((

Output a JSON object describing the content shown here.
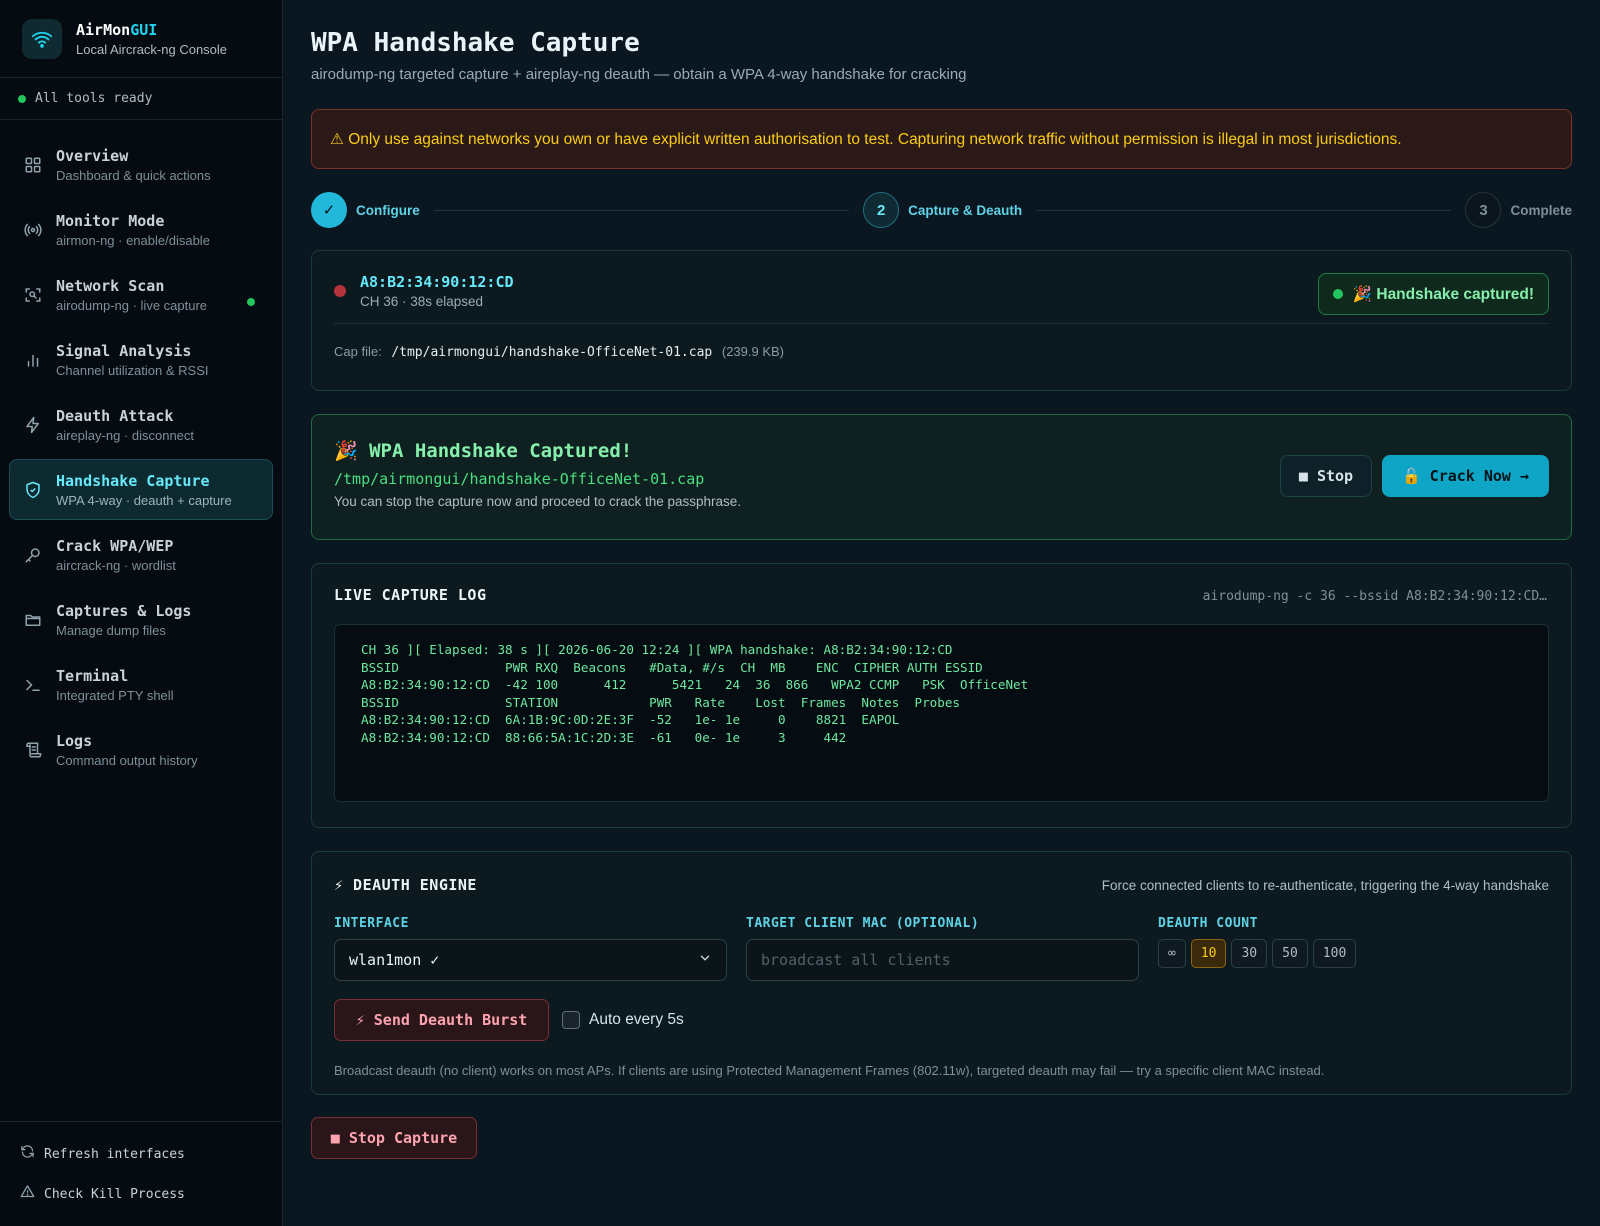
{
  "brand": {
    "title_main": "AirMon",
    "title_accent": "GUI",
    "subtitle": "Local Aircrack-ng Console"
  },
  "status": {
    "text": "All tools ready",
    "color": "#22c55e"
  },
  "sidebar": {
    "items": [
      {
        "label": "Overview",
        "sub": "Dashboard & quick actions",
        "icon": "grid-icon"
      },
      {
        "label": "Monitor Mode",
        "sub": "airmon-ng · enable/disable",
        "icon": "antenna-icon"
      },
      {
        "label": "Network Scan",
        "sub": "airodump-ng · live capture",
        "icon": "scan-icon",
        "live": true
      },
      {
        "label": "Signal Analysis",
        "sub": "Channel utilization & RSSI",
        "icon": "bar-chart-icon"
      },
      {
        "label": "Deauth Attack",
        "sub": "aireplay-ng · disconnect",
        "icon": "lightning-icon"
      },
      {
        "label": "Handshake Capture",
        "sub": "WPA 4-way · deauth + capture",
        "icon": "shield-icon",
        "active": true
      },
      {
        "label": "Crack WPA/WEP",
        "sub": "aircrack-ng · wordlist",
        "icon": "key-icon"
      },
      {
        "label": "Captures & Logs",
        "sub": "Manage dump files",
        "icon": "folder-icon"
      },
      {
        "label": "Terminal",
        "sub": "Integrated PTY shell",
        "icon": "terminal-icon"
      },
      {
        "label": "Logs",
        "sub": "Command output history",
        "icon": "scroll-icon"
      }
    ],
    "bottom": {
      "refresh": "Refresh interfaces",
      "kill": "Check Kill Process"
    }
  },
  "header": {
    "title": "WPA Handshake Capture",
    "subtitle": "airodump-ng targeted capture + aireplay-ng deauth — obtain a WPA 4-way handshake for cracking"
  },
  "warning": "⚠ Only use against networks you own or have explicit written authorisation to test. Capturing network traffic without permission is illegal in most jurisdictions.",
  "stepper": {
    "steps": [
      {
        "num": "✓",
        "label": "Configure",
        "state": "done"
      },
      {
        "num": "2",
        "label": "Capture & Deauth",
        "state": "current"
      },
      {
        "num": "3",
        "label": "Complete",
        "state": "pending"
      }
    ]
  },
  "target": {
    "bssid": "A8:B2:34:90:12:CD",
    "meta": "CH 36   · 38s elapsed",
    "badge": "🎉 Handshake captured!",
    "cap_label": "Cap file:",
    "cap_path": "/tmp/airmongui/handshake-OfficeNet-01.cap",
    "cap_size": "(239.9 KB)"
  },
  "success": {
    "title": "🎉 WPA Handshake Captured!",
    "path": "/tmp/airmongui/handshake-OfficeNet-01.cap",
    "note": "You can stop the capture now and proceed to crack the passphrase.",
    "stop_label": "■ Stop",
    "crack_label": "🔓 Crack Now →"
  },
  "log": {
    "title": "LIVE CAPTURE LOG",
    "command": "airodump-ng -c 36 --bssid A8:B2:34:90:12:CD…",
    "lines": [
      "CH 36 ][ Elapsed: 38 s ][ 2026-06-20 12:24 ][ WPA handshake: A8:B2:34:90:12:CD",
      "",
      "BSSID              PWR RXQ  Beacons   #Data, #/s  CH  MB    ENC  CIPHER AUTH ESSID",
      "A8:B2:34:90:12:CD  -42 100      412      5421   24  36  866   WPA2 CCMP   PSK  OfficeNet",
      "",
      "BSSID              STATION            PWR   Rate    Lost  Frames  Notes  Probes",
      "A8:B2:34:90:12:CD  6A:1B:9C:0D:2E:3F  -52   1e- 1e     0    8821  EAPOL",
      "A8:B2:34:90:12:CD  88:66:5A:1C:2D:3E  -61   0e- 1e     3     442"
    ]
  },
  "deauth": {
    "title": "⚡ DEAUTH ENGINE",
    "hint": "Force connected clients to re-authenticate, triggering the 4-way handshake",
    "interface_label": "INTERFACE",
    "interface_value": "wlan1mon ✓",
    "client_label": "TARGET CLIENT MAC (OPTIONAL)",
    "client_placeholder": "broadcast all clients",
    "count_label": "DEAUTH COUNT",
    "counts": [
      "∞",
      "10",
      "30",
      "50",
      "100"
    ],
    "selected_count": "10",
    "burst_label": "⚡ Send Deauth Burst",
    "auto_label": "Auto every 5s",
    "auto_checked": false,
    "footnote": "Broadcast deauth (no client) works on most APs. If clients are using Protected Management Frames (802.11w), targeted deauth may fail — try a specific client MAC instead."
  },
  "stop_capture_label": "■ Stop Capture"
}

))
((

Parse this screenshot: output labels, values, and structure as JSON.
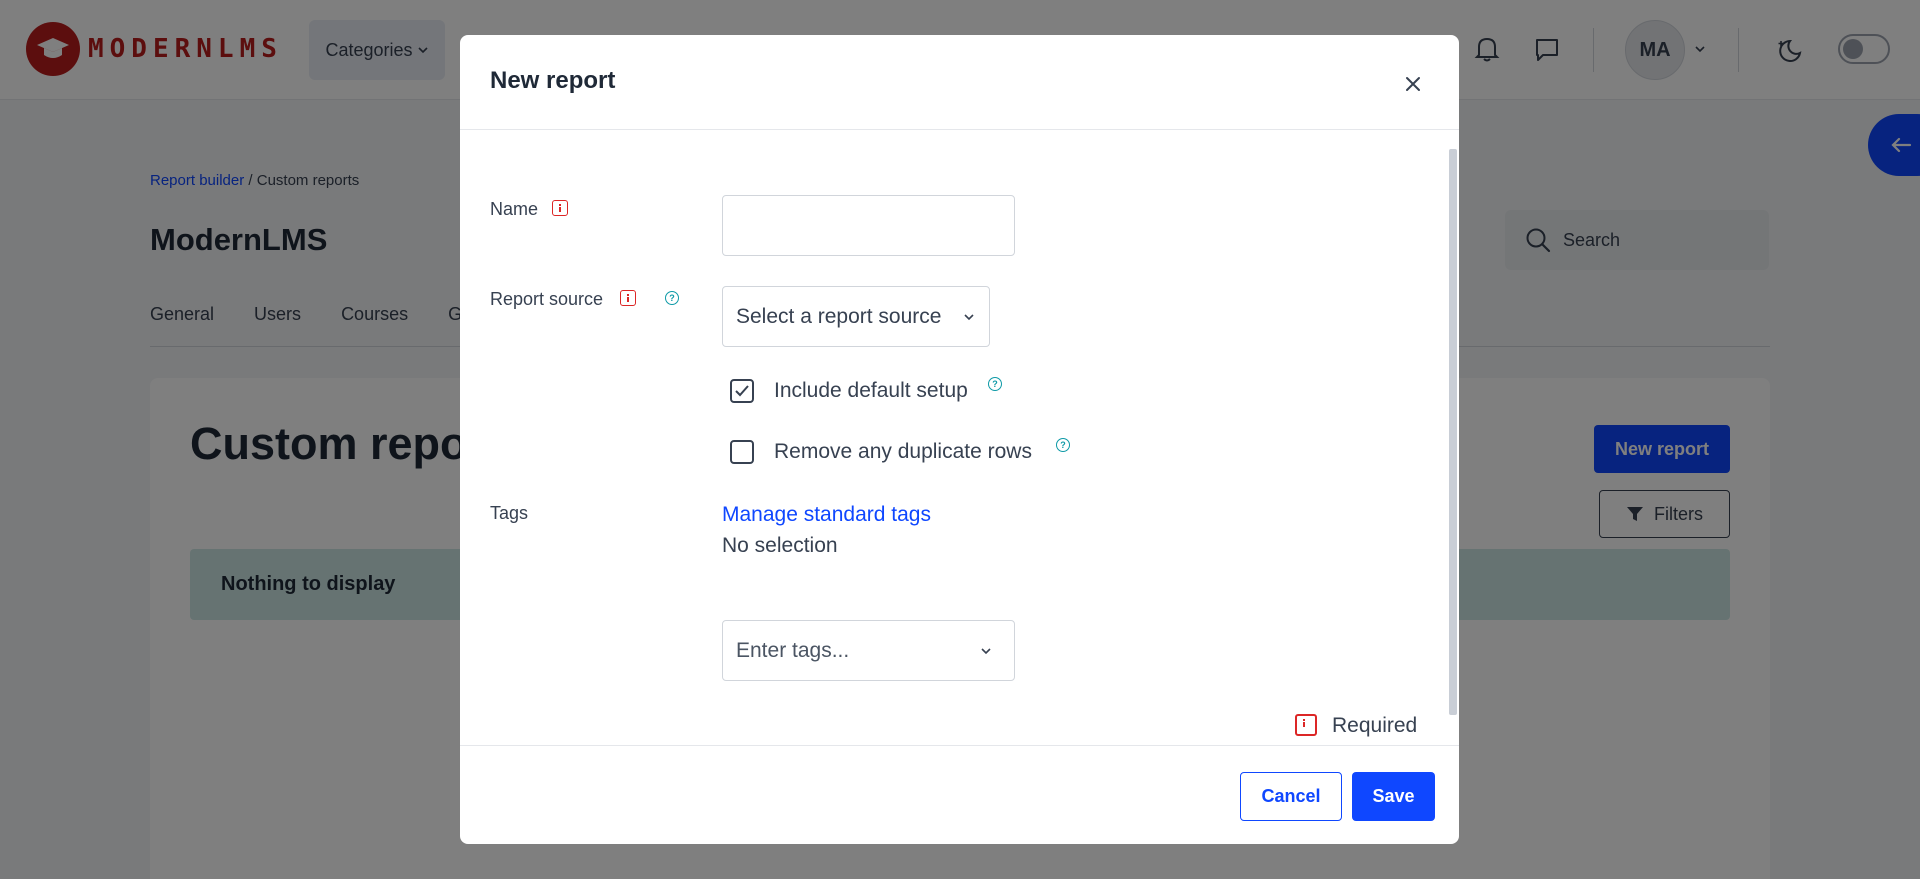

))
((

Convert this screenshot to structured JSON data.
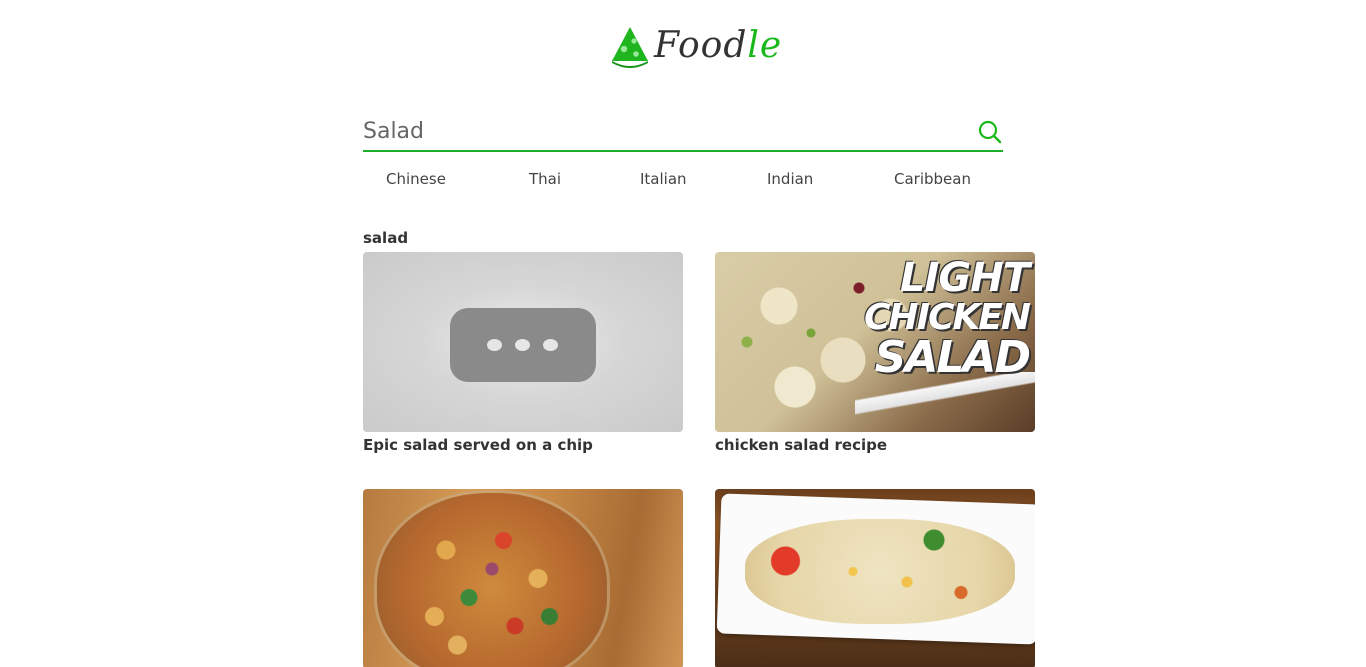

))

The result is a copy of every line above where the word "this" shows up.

- _Exercise response_:
Parse this screenshot: output labels, values, and structure as JSON.
Convert this screenshot to structured JSON data.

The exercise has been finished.